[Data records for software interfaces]
%%
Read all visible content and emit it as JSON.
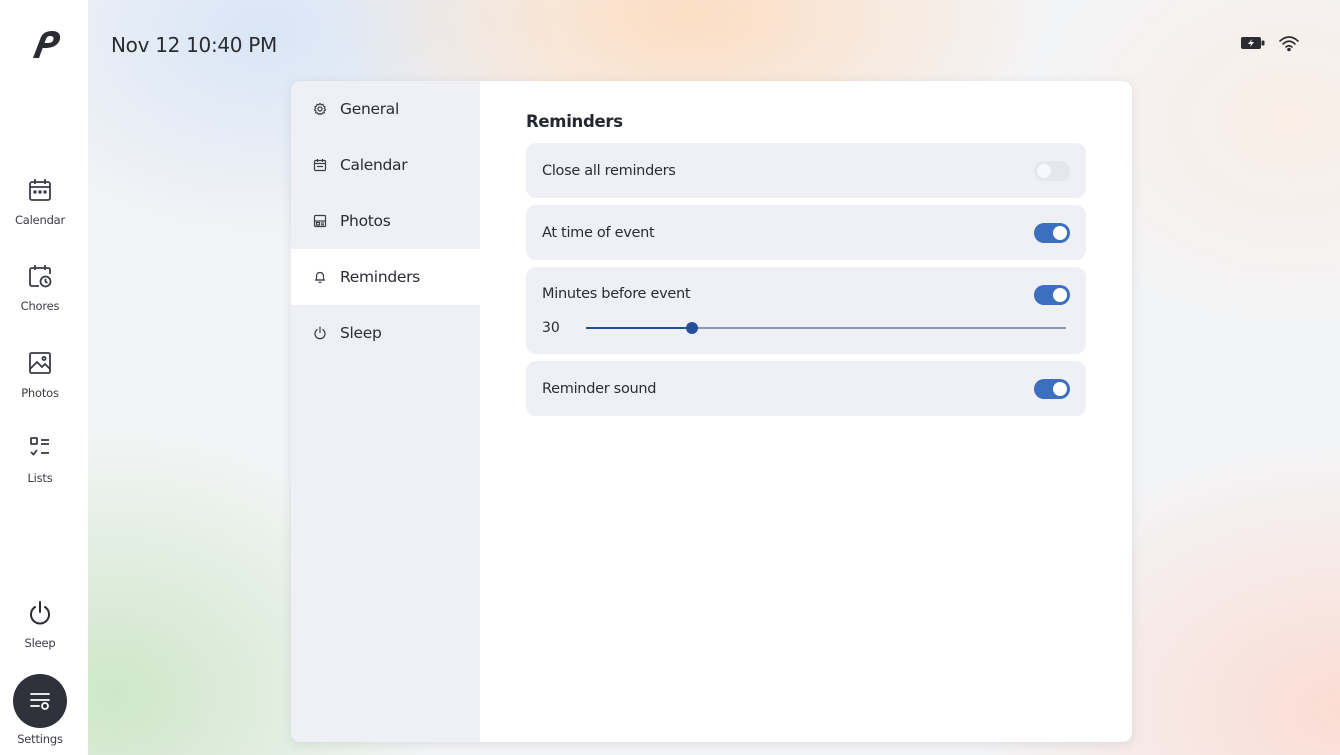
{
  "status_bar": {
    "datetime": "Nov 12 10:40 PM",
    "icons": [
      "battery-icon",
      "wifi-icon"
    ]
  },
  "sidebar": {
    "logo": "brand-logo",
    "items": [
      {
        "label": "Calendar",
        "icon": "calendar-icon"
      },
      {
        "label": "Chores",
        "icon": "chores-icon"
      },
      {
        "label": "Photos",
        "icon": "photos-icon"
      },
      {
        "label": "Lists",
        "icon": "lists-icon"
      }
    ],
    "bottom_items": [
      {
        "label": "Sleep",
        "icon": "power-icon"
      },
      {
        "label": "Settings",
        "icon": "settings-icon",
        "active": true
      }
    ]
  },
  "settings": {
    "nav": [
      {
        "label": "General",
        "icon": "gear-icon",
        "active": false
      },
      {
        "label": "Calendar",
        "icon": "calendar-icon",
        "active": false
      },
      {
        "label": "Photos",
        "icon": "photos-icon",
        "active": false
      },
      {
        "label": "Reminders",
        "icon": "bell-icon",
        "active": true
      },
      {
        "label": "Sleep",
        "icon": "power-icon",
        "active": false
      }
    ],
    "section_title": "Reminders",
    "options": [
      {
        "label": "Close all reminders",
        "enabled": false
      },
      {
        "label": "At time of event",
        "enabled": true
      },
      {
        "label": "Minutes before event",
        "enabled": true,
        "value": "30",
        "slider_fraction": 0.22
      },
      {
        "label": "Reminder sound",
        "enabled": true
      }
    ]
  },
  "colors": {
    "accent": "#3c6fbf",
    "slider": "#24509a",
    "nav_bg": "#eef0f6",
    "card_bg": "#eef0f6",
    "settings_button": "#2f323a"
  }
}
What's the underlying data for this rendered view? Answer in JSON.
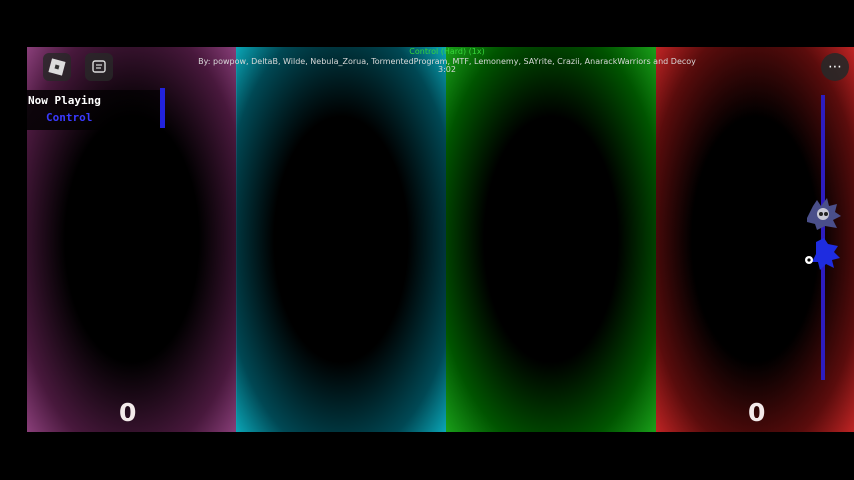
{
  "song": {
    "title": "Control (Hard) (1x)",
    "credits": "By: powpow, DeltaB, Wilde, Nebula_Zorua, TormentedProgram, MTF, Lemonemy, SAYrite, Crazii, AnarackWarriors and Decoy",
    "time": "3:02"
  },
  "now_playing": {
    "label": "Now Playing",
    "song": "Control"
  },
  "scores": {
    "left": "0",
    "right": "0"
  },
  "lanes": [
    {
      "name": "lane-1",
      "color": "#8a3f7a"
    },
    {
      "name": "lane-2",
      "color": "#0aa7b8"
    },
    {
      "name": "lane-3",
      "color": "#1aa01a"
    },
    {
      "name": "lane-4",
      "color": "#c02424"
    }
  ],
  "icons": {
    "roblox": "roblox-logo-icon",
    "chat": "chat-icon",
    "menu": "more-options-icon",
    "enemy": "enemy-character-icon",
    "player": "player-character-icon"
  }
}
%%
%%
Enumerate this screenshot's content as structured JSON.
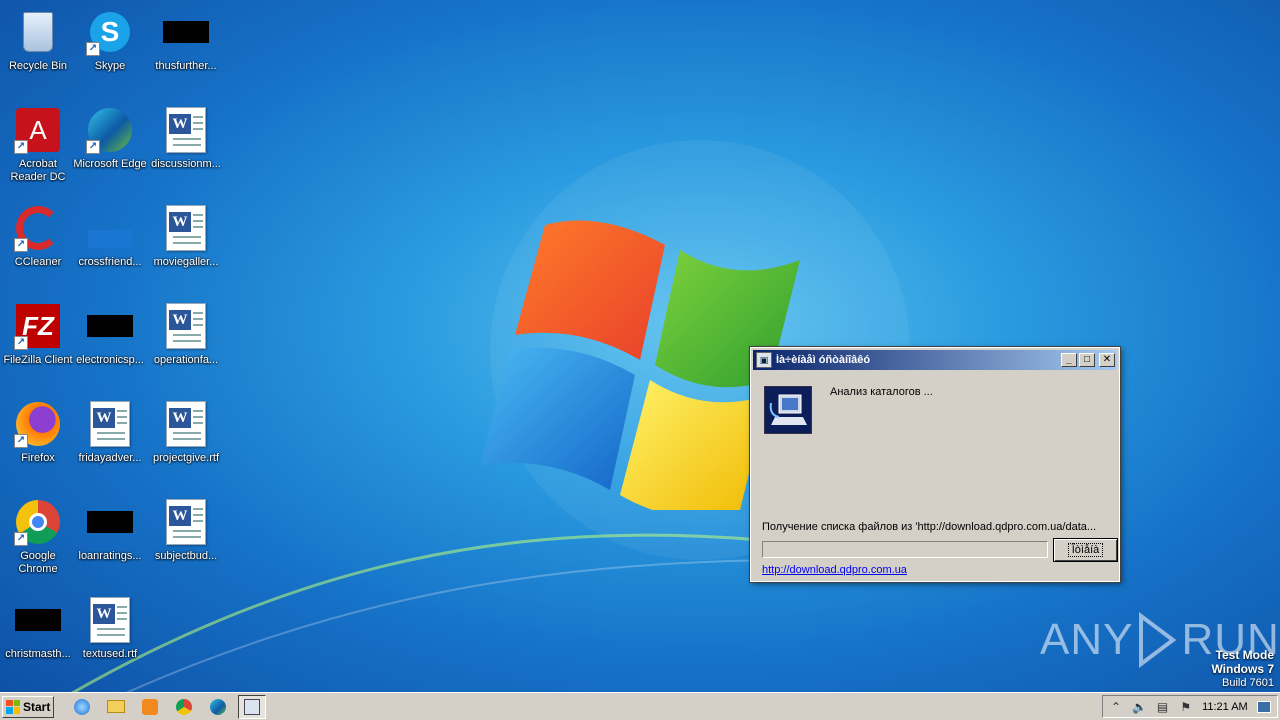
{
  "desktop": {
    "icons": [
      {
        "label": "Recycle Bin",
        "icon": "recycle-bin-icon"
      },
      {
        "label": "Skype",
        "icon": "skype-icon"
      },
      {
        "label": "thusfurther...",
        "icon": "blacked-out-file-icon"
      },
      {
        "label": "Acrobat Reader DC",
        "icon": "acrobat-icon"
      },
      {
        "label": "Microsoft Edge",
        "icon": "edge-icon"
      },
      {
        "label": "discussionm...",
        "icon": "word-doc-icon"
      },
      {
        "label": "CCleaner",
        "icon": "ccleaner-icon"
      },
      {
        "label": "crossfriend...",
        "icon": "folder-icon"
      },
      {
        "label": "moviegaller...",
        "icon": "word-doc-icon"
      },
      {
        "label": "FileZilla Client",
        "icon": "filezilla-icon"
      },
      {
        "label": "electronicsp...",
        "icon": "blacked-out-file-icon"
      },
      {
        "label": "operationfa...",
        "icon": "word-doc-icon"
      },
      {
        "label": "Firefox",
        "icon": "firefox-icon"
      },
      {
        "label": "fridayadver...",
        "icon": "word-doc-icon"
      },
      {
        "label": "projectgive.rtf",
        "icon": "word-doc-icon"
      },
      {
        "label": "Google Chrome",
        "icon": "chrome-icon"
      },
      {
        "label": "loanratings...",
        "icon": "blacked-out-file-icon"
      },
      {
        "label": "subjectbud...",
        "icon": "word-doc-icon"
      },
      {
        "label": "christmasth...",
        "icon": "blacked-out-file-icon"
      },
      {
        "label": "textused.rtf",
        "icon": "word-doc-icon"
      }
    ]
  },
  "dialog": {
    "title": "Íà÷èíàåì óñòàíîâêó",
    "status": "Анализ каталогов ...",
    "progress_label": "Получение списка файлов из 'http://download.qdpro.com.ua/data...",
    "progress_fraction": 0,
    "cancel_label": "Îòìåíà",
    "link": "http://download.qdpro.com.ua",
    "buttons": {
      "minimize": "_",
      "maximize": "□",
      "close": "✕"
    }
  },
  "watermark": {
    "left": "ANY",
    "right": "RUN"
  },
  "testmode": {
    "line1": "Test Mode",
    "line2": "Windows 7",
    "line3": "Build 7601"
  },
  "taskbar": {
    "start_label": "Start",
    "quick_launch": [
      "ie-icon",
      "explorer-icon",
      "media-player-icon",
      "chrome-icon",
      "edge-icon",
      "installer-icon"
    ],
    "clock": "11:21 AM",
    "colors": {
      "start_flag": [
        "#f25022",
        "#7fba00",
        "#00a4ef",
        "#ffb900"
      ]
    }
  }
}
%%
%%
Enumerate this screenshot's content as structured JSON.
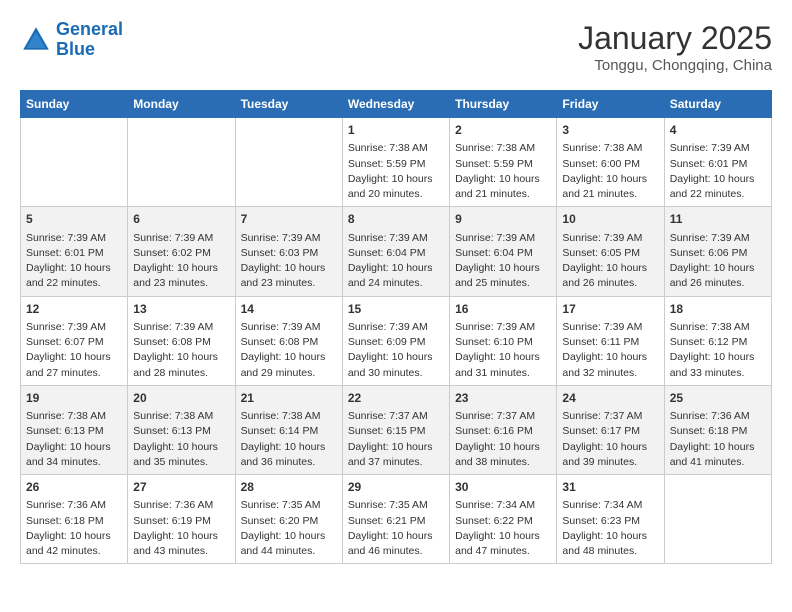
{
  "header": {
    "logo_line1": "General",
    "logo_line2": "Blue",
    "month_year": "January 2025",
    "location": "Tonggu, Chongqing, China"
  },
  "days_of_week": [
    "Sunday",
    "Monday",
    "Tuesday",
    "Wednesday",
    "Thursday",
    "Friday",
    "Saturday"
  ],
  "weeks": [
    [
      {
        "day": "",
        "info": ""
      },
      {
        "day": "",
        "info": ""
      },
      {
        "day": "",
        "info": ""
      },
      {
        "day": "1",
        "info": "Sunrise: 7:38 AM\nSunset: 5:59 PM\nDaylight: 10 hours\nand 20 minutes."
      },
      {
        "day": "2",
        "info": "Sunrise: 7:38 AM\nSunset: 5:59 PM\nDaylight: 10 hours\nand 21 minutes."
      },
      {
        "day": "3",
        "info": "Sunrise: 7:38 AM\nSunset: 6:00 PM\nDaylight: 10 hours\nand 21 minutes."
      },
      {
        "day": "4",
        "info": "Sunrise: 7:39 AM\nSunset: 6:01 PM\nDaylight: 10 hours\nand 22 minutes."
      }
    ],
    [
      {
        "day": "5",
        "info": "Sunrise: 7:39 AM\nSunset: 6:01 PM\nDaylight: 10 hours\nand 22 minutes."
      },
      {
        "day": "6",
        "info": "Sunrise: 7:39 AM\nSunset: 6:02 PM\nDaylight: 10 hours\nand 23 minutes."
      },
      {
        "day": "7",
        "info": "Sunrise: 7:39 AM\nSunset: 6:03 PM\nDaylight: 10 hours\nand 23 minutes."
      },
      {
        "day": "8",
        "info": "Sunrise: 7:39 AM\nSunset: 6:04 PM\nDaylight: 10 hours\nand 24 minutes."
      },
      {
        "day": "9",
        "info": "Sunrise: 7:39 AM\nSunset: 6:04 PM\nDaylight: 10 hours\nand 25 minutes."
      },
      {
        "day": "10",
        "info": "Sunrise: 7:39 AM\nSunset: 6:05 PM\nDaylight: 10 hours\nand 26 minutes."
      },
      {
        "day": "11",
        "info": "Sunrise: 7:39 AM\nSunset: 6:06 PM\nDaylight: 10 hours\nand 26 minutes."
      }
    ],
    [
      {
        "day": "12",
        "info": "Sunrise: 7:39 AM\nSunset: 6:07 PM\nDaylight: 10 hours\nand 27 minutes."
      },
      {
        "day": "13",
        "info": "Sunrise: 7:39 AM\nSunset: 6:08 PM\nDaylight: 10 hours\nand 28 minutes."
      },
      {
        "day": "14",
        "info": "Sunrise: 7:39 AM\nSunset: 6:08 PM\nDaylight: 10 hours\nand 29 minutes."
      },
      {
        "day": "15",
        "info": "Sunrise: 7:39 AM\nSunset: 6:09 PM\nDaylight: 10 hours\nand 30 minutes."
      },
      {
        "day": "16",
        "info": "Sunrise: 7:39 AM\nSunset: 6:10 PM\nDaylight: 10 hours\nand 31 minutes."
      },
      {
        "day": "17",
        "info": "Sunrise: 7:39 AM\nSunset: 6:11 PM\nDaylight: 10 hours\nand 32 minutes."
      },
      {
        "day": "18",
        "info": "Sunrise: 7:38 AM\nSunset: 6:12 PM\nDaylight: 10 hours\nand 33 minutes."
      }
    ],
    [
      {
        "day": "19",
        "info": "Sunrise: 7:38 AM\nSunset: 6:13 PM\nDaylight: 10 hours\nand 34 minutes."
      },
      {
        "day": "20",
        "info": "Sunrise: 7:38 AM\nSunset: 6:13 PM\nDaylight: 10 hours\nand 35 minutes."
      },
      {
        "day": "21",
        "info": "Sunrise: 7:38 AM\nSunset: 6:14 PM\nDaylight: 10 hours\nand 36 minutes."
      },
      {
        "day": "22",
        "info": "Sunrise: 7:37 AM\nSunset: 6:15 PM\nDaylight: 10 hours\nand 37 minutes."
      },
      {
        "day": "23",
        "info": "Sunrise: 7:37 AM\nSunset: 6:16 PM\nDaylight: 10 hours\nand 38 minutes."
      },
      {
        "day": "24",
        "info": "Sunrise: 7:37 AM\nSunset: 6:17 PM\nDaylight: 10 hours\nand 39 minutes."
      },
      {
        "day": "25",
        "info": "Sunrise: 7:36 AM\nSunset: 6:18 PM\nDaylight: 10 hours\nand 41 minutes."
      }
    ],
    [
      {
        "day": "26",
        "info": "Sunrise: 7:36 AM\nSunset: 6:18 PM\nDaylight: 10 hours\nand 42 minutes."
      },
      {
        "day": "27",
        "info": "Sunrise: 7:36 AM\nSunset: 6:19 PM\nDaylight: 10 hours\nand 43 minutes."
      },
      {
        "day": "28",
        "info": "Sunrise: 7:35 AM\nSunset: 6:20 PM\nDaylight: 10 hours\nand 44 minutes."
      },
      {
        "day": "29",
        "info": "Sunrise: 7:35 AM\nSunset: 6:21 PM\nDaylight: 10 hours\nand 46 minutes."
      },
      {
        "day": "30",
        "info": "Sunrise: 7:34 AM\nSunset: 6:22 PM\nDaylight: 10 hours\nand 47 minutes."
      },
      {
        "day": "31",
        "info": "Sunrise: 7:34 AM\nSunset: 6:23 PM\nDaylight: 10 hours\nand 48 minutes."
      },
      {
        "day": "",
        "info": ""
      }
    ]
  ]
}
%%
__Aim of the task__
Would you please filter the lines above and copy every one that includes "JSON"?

__Expected output__
Read all visible content and emit it as JSON.
What's the underlying data for this rendered view? Answer in JSON.
Enumerate this screenshot's content as structured JSON.
Enumerate this screenshot's content as structured JSON.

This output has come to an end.